I recently started reading Roland Piquepaille’s site again; it’s got some darn good stuff on it. This item caught me eye: Seagliders Break Endurance Records. A seaglider is an underwater airplane, or rather an underwater glider. Take a look at the size of the “wings” and you’ll get an idea of the difference between flying through water and flying through air. A much smaller wing will do the job in water. You get the same picture when you think about a sailboat as an airplane with one wing (the keel) in the water, and the other wing (the sail) in the air. The forces nearly balance despite the vast difference in wing area. The beauty of a seaglider is that it can glide incredibly cheaply by changing its buoyancy. I wrote about this last fall, but the technology seems to have taken a real leap forward in the meantime. These robot porpoises are swimming across the Pacific, reporting by satellite to their masters. There must be lots of people jumping at this idea.

Encarta goes wiki

I find this both astonishing and inevitable: From Corante’s Many2Many blog I learn that Microsoft is stealing a page from Wikipedia. It’s making some of the articles in its Encarta dictionary (which is a very profitable enterprise) open for editing.

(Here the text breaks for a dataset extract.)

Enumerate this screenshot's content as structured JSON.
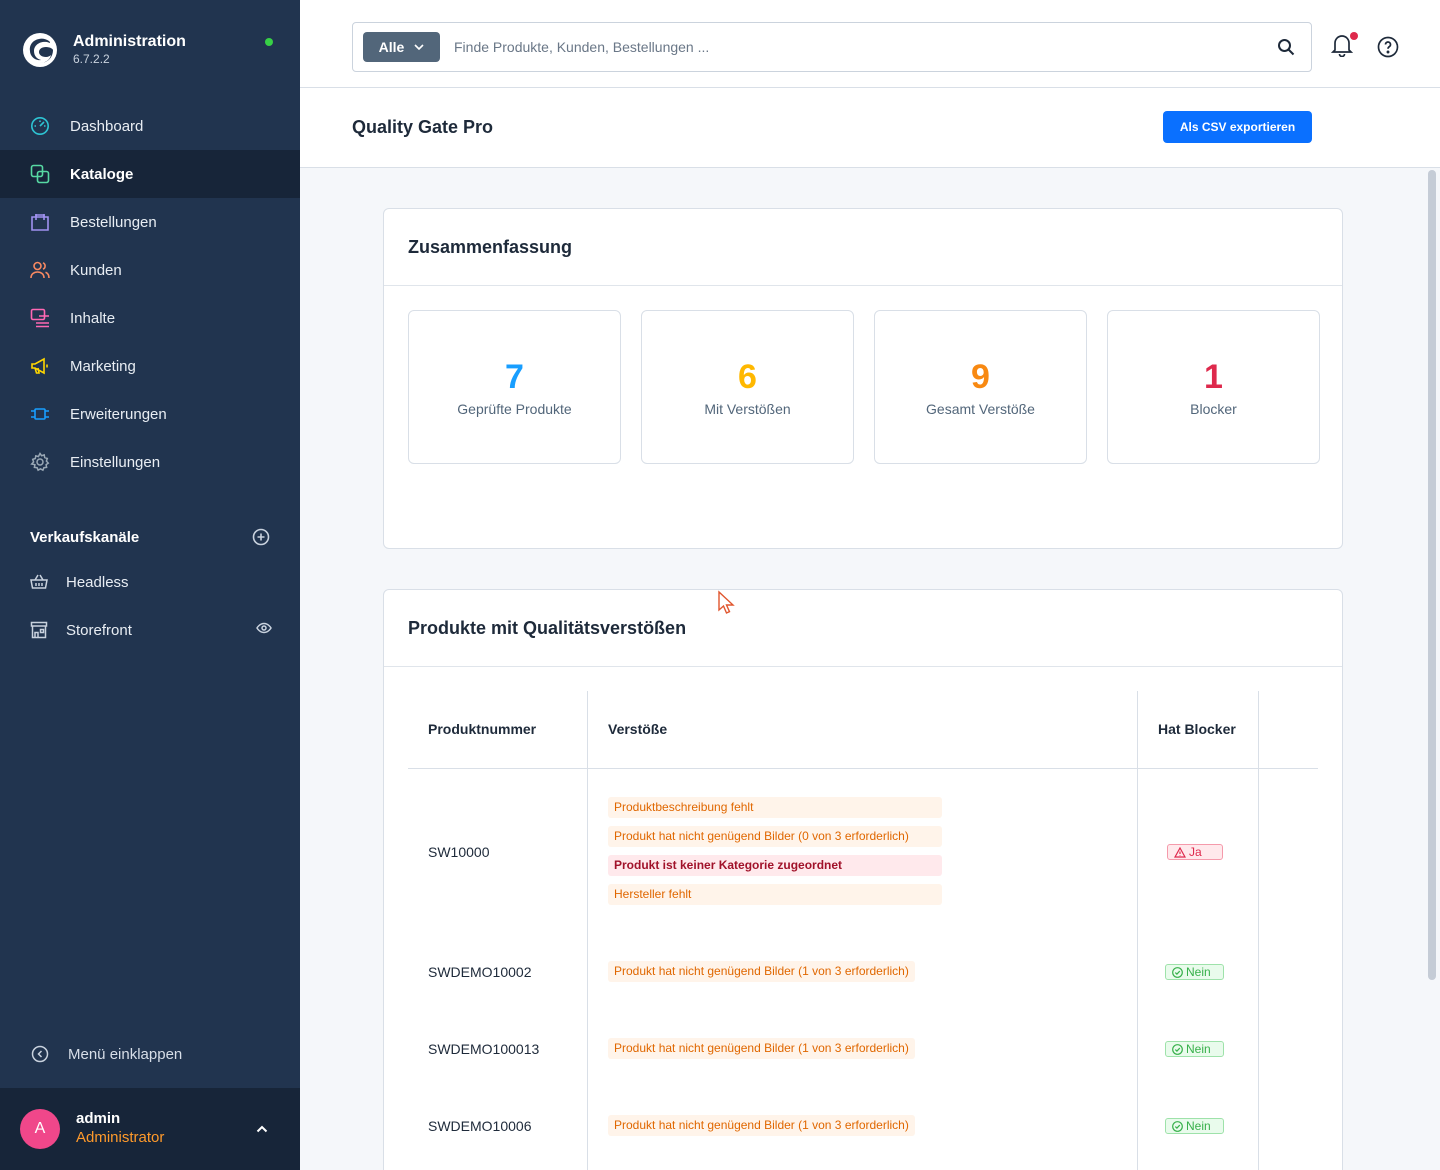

What’s astonishing is that this happened so fast. Predictably, some people are crying out that it’s a Wikipedia rip-off. But that’s not really the point. Just because Columbus got to the New World first doesn’t mean nobody else should make the trip. I actually give some credit to Microsoft for having the cojones to jump into this format. For its part, Encyclopedia Britannica (er… Encyclopaedia Britannica) would rather fly into the side of a mountain than admit this is a reasonable practice.

What’s inevitable here is the new process: learning from your readers is the coming thing, and to avoid it solely because of its zany Wikipedia legacy is foolish and ultimately self-destructive. This is the way content is going to work in the future, and I credit Encarta for seeing that coming.

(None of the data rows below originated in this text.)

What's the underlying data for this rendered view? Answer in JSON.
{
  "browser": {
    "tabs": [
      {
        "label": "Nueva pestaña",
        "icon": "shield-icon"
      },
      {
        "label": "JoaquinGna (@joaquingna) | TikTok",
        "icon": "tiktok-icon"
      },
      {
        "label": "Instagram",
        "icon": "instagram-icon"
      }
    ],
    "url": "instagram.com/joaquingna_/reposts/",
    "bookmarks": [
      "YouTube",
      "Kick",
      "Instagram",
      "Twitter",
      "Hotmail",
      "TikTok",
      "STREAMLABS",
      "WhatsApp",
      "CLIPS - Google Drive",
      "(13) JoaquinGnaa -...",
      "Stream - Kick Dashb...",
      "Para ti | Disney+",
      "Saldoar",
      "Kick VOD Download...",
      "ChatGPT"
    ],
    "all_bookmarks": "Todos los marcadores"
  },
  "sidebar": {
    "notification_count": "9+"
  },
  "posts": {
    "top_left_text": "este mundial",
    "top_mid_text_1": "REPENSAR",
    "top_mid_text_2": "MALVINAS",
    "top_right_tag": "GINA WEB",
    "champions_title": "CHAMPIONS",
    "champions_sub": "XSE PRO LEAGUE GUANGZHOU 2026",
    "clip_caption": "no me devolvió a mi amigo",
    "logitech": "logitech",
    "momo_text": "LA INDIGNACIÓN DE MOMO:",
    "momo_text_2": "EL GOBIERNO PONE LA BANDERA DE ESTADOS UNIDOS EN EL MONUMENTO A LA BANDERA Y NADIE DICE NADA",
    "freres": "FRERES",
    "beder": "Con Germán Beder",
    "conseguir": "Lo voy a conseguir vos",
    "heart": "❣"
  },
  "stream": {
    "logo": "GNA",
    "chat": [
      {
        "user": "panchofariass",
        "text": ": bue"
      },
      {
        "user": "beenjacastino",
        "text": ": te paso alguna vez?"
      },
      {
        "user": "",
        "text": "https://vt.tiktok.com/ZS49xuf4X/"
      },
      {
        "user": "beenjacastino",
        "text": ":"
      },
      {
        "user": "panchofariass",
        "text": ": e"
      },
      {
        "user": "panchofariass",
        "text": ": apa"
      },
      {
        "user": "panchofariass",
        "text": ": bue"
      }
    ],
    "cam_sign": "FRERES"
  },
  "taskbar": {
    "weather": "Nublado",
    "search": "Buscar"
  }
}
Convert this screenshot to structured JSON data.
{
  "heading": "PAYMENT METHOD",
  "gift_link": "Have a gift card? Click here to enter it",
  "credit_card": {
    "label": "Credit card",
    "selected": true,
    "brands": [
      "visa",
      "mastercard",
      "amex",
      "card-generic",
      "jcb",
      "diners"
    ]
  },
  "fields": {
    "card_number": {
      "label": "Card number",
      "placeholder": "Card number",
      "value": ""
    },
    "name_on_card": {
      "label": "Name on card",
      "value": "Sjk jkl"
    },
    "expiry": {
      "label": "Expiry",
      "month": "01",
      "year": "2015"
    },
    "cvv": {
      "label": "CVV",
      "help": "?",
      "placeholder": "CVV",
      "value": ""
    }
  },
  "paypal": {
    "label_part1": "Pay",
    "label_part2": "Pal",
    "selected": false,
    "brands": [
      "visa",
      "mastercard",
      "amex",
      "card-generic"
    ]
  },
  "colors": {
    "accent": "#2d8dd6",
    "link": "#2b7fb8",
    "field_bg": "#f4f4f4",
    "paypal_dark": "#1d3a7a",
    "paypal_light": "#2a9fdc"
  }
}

The Times and You

Take a look at this Annotated New York Times. It pulls down the most recent version of the Times and then weaves in blog commentary about each article. The cost of prominently displaying bad writing is going up every day. There’s an old quote that you shouldn’t pick a fight with someone who buys their ink by the gallon. That’s true enough when words ride on the backs of inkpots. But these days just about anybody can afford all the electrons they need.

Oil’s end and the Long Emergency

The Rolling Stone recently published an article called The Long Emergency by James Howard Kunstler in which Kunstler spells out an apocalyptic vision of the coming Great Weaning from Oil. Briefly, he forecasts an Atlas Shrugged sort of societal meltdown. That giving up oil will not be pleasant, I have no doubt, but his Cassandra routine is a little over the top. Still, I feel like the meta-story here is that stories like this are getting more exposure. And there are many indisputable facts about the gravity of the situation throughout the article. For instance,

In March, the Department of Energy released a report that officially acknowledges for the first time that peak oil is for real and states plainly that “the world has never faced a problem like this. Without massive mitigation more than a decade before the fact, the problem will be pervasive and will not be temporary.

Fair enough, but Kunstler sags when he predicts the breakdown of government at all levels. He is not sanguine about the Red States:

I’m not optimistic about the Southeast… I think it will be subject to substantial levels of violence as the grievances of the formerly middle class boil over and collide with the delusions of Pentecostal Christian extremism. The latent encoded behavior of Southern culture includes an outsized notion of individualism and the belief that firearms ought to be used in the defense of it. This is a poor recipe for civic cohesion.

Look for a whole new breed of survivalist gear to appear in stores.